Was it malice or incompetence which resulted in me having to get biometrics done at an immigration office on the other side of the country? With the US government, one’s never sure.
Regardless, this administrative snafu meant I spent much of my 32nd birthday in scarily crowded planes and airports, running the gauntlet of fellow passengers that had, let’s say, a more relaxed attitude to facial coverings than my own.
There were certainly upsides to travelling all the way to Philadelphia for fingerprinting, though. It meant I got to spend time with my lovely in-laws (at a safe distance, don’t worry) for the first time since February.
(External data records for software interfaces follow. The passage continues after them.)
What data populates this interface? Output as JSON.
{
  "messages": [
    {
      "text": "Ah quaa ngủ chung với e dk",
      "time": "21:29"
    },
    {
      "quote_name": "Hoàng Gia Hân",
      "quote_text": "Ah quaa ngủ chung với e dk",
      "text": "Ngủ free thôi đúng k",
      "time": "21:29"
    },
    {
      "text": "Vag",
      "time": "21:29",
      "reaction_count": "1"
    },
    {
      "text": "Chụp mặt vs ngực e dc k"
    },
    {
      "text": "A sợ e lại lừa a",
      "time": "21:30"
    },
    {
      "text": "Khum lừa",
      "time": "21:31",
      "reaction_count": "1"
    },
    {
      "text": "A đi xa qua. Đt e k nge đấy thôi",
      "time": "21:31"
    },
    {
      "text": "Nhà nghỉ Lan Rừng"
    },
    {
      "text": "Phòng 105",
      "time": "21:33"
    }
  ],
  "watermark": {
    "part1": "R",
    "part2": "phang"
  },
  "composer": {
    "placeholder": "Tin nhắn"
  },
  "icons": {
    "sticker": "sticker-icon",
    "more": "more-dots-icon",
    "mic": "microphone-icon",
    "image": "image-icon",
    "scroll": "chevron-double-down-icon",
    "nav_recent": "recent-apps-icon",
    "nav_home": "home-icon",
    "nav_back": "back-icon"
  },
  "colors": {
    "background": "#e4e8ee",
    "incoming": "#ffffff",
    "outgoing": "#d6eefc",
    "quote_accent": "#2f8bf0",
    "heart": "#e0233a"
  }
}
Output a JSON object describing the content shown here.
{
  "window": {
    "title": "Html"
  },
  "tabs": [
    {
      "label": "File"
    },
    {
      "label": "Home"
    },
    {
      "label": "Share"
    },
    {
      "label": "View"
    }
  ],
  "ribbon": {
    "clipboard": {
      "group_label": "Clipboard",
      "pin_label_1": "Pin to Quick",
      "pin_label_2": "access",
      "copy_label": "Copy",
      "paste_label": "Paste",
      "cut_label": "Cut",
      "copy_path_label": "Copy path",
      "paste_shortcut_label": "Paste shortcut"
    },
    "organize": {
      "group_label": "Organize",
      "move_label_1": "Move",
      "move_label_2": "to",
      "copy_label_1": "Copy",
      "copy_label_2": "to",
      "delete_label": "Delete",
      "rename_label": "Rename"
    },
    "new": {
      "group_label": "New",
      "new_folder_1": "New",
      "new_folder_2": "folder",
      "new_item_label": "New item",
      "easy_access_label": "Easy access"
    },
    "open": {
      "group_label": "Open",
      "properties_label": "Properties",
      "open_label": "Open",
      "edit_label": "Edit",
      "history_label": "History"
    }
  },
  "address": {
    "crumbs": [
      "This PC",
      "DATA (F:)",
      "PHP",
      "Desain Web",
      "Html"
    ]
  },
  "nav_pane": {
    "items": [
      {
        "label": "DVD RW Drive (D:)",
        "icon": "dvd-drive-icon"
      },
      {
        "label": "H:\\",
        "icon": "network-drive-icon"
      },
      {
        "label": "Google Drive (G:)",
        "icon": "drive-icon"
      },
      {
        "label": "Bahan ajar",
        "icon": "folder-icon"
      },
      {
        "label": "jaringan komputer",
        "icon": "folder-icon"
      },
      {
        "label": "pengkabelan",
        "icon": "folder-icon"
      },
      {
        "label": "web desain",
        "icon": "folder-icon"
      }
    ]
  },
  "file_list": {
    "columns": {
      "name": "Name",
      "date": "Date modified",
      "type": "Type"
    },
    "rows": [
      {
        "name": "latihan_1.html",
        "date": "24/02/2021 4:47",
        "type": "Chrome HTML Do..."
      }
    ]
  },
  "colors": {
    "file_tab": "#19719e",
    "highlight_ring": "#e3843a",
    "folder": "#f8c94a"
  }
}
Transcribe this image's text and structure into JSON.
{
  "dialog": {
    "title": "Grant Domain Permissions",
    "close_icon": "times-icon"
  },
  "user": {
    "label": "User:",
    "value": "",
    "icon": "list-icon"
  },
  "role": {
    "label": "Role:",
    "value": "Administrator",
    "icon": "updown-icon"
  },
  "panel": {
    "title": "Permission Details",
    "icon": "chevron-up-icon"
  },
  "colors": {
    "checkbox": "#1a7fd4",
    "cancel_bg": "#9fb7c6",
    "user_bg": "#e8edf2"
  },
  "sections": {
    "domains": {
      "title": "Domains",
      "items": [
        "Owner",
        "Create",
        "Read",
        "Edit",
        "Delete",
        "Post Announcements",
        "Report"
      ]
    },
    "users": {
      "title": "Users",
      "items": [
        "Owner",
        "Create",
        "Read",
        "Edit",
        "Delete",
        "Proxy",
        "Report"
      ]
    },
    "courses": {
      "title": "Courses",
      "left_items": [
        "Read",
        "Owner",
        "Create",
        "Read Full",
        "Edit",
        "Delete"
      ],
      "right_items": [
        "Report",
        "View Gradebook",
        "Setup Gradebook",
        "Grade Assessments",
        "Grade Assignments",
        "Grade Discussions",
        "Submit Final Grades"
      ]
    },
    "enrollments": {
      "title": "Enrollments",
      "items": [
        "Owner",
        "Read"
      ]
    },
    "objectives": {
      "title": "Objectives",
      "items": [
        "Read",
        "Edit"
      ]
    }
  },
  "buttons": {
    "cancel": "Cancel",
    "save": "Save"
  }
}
Blessed with unusually mild weather, I strolled the streets, admiring the city’s historic architecture and murals (such as the one below). And, skulking in a side-street like a junkie who’s just visited his dealer, I inhaled a truly mind-blowing Philly cheesesteak I had picked up from Woodrow’s.
Not all versions of the cheesesteak — Philadelphia’s quintessential dish — are created equal. This one had tender, juicy shavings of ribeye, house-made Whiz (a kind of processed cheese) and caramelised onions all seeping into parentheses of cloud-like bread — a combination so satisfying, so perfect that I was sent into dazed ecstasies that only a maple spiced latte (cos: halloween) was able to snap me out of.
More silver linings this month
Rewatching both seasons of Fleabag and discovering that they are just as brilliant, funny and poignant as the first time I saw them
Reading cook/writer Nigel Slater’s memoir, Toast. It’s moving and extremely funny: I can’t remember when last a book made me splutter with laughter so frequently. So much more than just a vivid recounting of the truly awful food he endured while growing up in the British Midlands (though he does a gloriously good job at that too)
Watching the Borat sequel and the Downton Abbey movie — both silly, preposterous and hugely entertaining
Becoming utterly transfixed by Emma, and the tiny, soothingly prosperous world Austen depicts in it; also, the novel is really very funny/witty/smart
What have your silver linings been this month?
To the giants: a pilgrimage
Less than 5% of old growth (never logged) coastal redwoods remain. These are the world’s tallest trees (the biggest are over 100m high); some are 2000 years old. On Thursday, we drove to Humboldt, the county neighbouring ours, where most of the surviving old growth is (thankfully largely now protected in state parks).
Describing these giants — or the experience of being among them — leaves me coming up woefully short. Neither words nor pictures do them justice. But let me say this: that amidst the upheavals and uncertainties of the present, spending time among these survivors — living things so much bigger and older than myself — has been exhilarating, humbling and calming.
The redwoods haven’t transformed me into a Pollyanna (rest assured, I’m still a neurotic cynic) and you only need the sound of car traffic to remind you of how much has been destroyed or how much, right now, is at stake. And yet: being back among these ancient redwoods has given me a degree of equanimity and (that most heretical of emotions right now) hope. I suspect the equanimity will be sorely needed next week; the hope may be sorely tested.
Hold tight, and look after yourself in the coming weeks and beyond.
Thanks for reading my monthly dispatch! If this made it into your inbox, it’s because, despite ditching social media, I’d still like to keep in touch.
Replies are always welcome! Feel free to hit me up with vials of Remdesivir or dexamethasone, “artisan” Philly cheesesteak, NetJets vouchers, spicy gossip or your favourite bread recipe.